_RECORDS FOR THE EXERCISE_
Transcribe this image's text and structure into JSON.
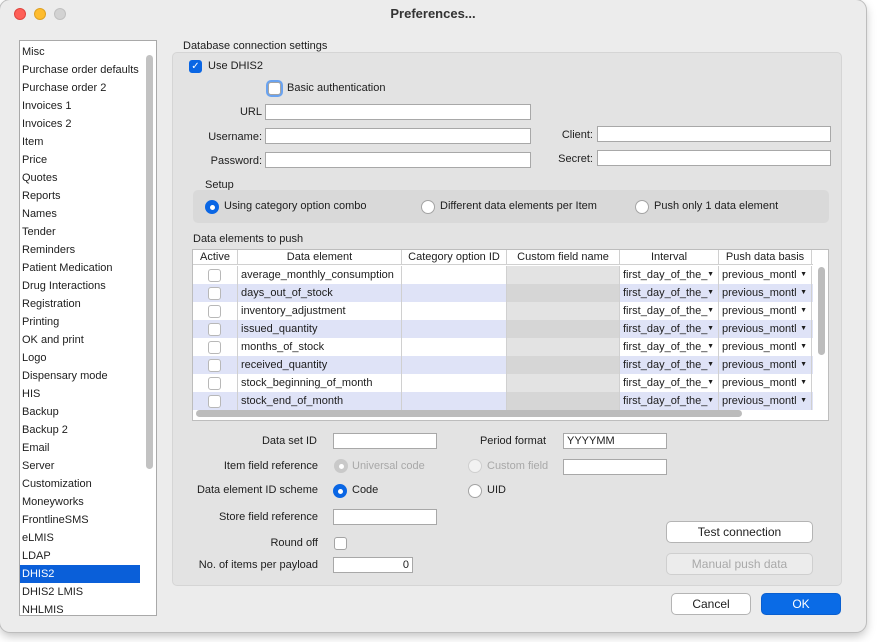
{
  "window": {
    "title": "Preferences..."
  },
  "sidebar": {
    "items": [
      "Misc",
      "Purchase order defaults",
      "Purchase order 2",
      "Invoices 1",
      "Invoices 2",
      "Item",
      "Price",
      "Quotes",
      "Reports",
      "Names",
      "Tender",
      "Reminders",
      "Patient Medication",
      "Drug Interactions",
      "Registration",
      "Printing",
      "OK and print",
      "Logo",
      "Dispensary mode",
      "HIS",
      "Backup",
      "Backup 2",
      "Email",
      "Server",
      "Customization",
      "Moneyworks",
      "FrontlineSMS",
      "eLMIS",
      "LDAP",
      "DHIS2",
      "DHIS2 LMIS",
      "NHLMIS"
    ],
    "selected": "DHIS2"
  },
  "db": {
    "section_label": "Database connection settings",
    "use_dhis2_label": "Use DHIS2",
    "basic_auth_label": "Basic authentication",
    "url_label": "URL",
    "username_label": "Username:",
    "password_label": "Password:",
    "client_label": "Client:",
    "secret_label": "Secret:",
    "url_value": "",
    "username_value": "",
    "password_value": "",
    "client_value": "",
    "secret_value": ""
  },
  "setup": {
    "label": "Setup",
    "options": [
      "Using category option combo",
      "Different data elements per Item",
      "Push only 1 data element"
    ],
    "selected_index": 0
  },
  "table": {
    "label": "Data elements to push",
    "columns": [
      "Active",
      "Data element",
      "Category option ID",
      "Custom field name",
      "Interval",
      "Push data basis"
    ],
    "rows": [
      {
        "element": "average_monthly_consumption",
        "interval": "first_day_of_the_",
        "basis": "previous_montl"
      },
      {
        "element": "days_out_of_stock",
        "interval": "first_day_of_the_",
        "basis": "previous_montl"
      },
      {
        "element": "inventory_adjustment",
        "interval": "first_day_of_the_",
        "basis": "previous_montl"
      },
      {
        "element": "issued_quantity",
        "interval": "first_day_of_the_",
        "basis": "previous_montl"
      },
      {
        "element": "months_of_stock",
        "interval": "first_day_of_the_",
        "basis": "previous_montl"
      },
      {
        "element": "received_quantity",
        "interval": "first_day_of_the_",
        "basis": "previous_montl"
      },
      {
        "element": "stock_beginning_of_month",
        "interval": "first_day_of_the_",
        "basis": "previous_montl"
      },
      {
        "element": "stock_end_of_month",
        "interval": "first_day_of_the_",
        "basis": "previous_montl"
      }
    ]
  },
  "settings": {
    "data_set_id_label": "Data set ID",
    "data_set_id_value": "",
    "period_format_label": "Period format",
    "period_format_value": "YYYYMM",
    "item_field_label": "Item field reference",
    "universal_code_label": "Universal code",
    "custom_field_label": "Custom field",
    "custom_field_value": "",
    "scheme_label": "Data element ID scheme",
    "code_label": "Code",
    "uid_label": "UID",
    "store_field_label": "Store field reference",
    "store_field_value": "",
    "round_off_label": "Round off",
    "items_per_payload_label": "No. of items per payload",
    "items_per_payload_value": "0"
  },
  "buttons": {
    "test_connection": "Test connection",
    "manual_push": "Manual push data",
    "cancel": "Cancel",
    "ok": "OK"
  },
  "colors": {
    "accent": "#0a66e4",
    "selection": "#0a5fd9",
    "row_alt": "#dfe3f7"
  }
}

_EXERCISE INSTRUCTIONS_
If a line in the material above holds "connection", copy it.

_COMPLETED TASK_
    "section_label": "Database connection settings",
    "test_connection": "Test connection",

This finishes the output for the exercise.